Worm Breeder's Gazette 8(1): 18
These abstracts should not be cited in bibliographies. Material contained herein should be treated as personal communication and should be cited as such only with the consent of the author.

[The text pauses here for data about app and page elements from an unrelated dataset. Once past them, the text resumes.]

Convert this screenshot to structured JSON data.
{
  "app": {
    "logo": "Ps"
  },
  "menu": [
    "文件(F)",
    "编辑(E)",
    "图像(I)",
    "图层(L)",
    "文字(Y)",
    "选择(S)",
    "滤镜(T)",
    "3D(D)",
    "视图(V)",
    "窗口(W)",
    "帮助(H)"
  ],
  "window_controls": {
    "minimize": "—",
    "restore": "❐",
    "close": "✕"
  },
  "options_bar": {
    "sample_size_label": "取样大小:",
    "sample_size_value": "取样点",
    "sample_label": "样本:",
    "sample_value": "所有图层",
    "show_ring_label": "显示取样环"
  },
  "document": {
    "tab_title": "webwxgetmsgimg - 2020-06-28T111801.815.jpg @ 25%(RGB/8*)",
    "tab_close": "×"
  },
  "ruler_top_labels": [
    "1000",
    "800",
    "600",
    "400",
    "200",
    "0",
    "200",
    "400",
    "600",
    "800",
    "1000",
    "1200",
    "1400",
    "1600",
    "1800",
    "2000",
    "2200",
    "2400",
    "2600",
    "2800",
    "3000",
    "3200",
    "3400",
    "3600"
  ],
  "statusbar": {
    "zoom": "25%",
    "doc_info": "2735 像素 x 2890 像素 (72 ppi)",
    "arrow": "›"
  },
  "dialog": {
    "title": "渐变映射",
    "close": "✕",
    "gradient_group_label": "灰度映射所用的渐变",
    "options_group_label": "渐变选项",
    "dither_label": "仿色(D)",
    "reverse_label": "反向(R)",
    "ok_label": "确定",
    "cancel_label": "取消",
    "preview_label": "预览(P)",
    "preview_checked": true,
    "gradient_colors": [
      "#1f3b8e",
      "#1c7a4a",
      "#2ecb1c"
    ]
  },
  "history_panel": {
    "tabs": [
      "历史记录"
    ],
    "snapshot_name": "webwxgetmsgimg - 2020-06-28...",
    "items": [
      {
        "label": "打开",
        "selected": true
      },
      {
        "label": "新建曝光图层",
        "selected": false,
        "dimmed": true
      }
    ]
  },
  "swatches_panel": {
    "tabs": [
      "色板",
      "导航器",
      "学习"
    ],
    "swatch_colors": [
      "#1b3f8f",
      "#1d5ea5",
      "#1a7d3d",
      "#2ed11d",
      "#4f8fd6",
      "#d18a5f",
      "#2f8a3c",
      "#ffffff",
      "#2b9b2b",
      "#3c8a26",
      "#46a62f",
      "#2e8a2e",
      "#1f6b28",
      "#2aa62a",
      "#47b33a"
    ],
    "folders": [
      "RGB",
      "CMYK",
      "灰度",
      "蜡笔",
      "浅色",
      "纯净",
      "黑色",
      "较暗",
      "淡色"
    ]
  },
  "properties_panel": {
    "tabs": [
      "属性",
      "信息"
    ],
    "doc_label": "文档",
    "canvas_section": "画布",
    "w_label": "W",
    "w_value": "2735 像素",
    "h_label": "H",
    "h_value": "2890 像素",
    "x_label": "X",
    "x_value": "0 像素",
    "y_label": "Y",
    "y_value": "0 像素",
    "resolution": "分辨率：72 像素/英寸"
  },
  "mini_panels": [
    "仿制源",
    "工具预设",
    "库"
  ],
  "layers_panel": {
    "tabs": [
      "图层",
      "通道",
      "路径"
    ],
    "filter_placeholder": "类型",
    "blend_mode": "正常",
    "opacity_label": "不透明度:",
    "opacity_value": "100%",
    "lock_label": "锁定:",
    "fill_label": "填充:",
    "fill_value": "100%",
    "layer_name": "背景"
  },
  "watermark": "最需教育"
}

Between the time of fertilization and first cleavage of C. elegans zygotes, several directed movements of cellular components, which reflect the asymmetry of the zygote, occur. The zygote undergoes contractions of the anterior membrane and pseudocleavage. The egg and sperm pronuclei migrate from opposite poles of the zygote, meet in the posterior hemisphere, and then move to the center. The first mitotic spindle forms in the center of the zygote, but becomes asymmetric with respect to its position along the anterior-posterior axis and the behavior and morphology of its asters. The segregation of P granules to the posterior pole of the zygote, which occurs concurrently with pseudocleavage and pronuclear migration, provides one of the most striking manifestations of zygote asymmetry. In order to determine whether specific cytoskeletal fiber systems are involved in P-granule segregation and other early movements and whether these early events are interdependent, I have analyzed mutant embryos and wild-type embryos treated with microtubule (MT) and microfilament (MF) inhibitors. Analysis of zyg-9(b244) embryos (described in a previous newsletter) and embryos treated with low levels of MT inhibitors (which partially phenocopy the b244 defect) demonstrate that P-granule segregation is not mediated by the mitotic spindle; even though spindle orientation is altered in mutant and treated embryos, P granules nevertheless coalesce and become localized in the posterior pole. Treatment of zygotes with levels of MT inhibitors (colcemid, vinblastine, or griseofulvin) that prevent mitosis does not prevent proper P-granule segregation or pseudocleavage but does inhibit pronuclear migration. Conversely, treatment of embryos with MF inhibitors (cytochalasin D or B) inhibits P-granule segregation and pseudocleavage without preventing pronuclear migration. In addition, the resulting spindle does not become asymmetric in position or in aster behavior in cytochalasin treated zygotes. The results suggest that P-granule segregation does not require either the spindle or cytoplasmic MTs, but that this process as well as generation of other asymmetries do require cytoskeletal functions that depend on MFs. Although MT-mediated events (pronuclear migration) and MF-mediated events (pseudo-cleavage, P-granule segregation) are both normally initiated at fertilization, these two classes of processes can be uncoupled by drugs or mutation and therefore appear to be independent. Details of these experiments will appear in Cell 35, pp. 15-25. In immunoprecipitation experiments designed to identify the molecular components of P granules, one of the anti-P-granule monoclonal antibodies (K76) precipitates a 37,000-dalton polypeptide and another anti-P-granule antibody (L416) precipitates an 83,000- dalton polypeptide from [35S]-worm homogenates. In gel blot experiments both of these antibodies bind to a ~37,000-dalton polypeptide in worm and egg homogenates. However, the K76 antibody also binds a higher and lower molecular weight species as well. Further investigation of the polypeptides recognized by these antibodies, as well as two other anti-P-granule antibodies, is under way.